Many people start their gardening hobby by just growing a few plants here and there, maybe some tomatoes, herbs, and other “easy” plants. More often than not, this small part-time hobby grows into something that becomes an entire lifestyle.
Making Transitioning from a very small garden to one that’s considerably larger requires a lot of planning. Maybe you want to start a large garden so that you can provide fresh fruits and vegetables for your family year-round, or perhaps you want to get some more experience as a backyard gardener or have dreams of going commercial.
Whatever your reasons are for wanting to switch from a small garden to a large one, you need to understand that in order to be successful, you’re going to need to have a solid plan in place before you start. If you’re reading this blog, chances are that you’re beyond the speculation phase and want to start actively planning your future garden.

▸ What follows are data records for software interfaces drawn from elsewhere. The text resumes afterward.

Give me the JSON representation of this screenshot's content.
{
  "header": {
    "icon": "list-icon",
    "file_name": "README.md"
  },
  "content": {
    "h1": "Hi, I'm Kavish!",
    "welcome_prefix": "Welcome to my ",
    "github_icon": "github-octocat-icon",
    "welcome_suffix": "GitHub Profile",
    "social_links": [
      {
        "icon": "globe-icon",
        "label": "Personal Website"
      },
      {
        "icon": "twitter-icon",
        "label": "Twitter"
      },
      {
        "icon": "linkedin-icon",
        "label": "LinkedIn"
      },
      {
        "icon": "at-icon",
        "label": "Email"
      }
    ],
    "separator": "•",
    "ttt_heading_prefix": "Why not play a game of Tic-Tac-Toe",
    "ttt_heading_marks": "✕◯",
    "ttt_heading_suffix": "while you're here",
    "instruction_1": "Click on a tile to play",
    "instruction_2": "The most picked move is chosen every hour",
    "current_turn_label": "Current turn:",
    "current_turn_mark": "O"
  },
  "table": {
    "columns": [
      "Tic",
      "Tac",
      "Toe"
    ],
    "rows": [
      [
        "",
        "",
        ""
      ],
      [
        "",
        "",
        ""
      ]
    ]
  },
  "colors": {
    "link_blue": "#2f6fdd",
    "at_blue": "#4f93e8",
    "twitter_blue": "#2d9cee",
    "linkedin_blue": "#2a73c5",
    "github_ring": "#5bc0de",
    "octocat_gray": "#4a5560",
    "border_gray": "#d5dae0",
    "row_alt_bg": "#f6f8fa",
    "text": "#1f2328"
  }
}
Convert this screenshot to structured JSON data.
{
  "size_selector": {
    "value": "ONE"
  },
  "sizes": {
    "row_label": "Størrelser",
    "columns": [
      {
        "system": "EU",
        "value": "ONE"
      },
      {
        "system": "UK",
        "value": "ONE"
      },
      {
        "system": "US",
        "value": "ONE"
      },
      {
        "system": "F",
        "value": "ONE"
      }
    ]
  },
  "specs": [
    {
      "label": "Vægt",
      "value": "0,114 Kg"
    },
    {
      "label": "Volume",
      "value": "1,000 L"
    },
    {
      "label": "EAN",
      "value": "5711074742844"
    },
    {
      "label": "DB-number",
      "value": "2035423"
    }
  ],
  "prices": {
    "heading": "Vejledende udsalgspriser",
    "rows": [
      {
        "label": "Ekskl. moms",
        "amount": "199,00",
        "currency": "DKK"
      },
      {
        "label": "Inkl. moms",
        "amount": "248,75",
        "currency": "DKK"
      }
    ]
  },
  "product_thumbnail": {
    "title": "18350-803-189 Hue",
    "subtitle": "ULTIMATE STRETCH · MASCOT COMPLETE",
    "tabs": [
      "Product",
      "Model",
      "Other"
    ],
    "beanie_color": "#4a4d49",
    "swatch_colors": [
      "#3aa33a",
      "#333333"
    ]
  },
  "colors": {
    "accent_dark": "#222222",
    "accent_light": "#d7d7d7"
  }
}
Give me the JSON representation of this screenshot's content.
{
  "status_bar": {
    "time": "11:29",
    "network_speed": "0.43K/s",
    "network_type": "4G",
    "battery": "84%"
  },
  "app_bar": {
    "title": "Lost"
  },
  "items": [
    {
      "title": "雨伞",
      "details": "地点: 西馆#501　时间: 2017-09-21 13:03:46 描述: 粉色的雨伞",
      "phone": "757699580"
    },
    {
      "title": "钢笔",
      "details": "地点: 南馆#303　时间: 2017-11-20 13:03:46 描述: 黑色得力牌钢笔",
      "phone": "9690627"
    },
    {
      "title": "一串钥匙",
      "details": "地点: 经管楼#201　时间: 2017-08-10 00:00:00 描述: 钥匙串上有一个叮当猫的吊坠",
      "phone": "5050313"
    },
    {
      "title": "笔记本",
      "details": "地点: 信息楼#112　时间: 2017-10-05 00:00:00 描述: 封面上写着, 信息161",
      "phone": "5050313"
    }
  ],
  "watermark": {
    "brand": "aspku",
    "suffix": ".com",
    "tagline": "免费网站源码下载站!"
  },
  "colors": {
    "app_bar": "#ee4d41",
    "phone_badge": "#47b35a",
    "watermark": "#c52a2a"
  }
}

The below sections detail exactly what you need to know about the basics of planning your large-scale garden. Everything that’s required in scaling from a small garden to a large one is detailed below, so by the end of reading this blog, you should have a very solid idea of what to expect (and how to plan for it).
The First Stages of Your Project
Although you’re most likely very excited about getting your large garden project started, it’s probably a good idea to start smaller than you want (only in the beginning). Choose a few different types of plants, and then plant a few of them. The exciting part comes over time, as you add more variety each year.
For example, you could start with some basic vegetable plants like tomatoes, lettuce, etc., and then the next year maybe incorporate radishes, watermelon, etc. The variations are endless (obviously), and also depend on where you live and what you can afford, but it’s nearly always better to start smaller in the beginning.
Experimentation is one of the most exciting parts of having your own garden. Seeing which plants you can grow, which ones respond well to your soil, etc. In the beginning, this excitement can be a lot to handle, and a lot of the time it causes gardeners to get in a little over their heads (i.e. they plant too many seeds and their vegetable garden gets too big for them to control). Starting small and then growing large over time should always be your goal.
Making the Transition From Small Garden to Large Vegetable Garden
When you’re just
starting gardening, it’s common to only have a few plants/plant types. Lots of people start with things like tomatoes, squash, or even corn. Over the years, especially if you slowly expand your acreage, you start to experiment a bit more and add some more plants into the mix. Many people even end up doubling or tripling the size of their gardens over the course of only a few years.
One of the most important aspects of any gardening plan is drawing out your idea. When gardens start to increase in size, you really need to start planning out where that growth will go and how it will affect the land it’s situated on. Crop rotation is one thing in particular that you need to place a special level of emphasis on. One of the main purposes of rotating crops is to effectively stop the spread of harmful bacteria and diseases that can affect future crops.
Planning and Implementing
If you’re planning on doing a large-scale garden project, you might need to look into hiring a professional landscaping company to assist you with hardscaping. If your project is indeed this large, you need to ensure that the company you go with is insured with a quality policy (e.g. landscaping insurance from Next), otherwise, the entire project carries a large amount of liability with it.
Knowing which specific zone you’re in is also needed so that you know exactly which types of plants/crops grow best in your area. Knowing which growing zone you’re located in will help you pick crops that are more likely to produce a successful bounty. You also need to think about which type of fertilizer you’re going to need, what type of soil your land has, how much water your crops will need, etc. All of these variables should be factored into the planning phase.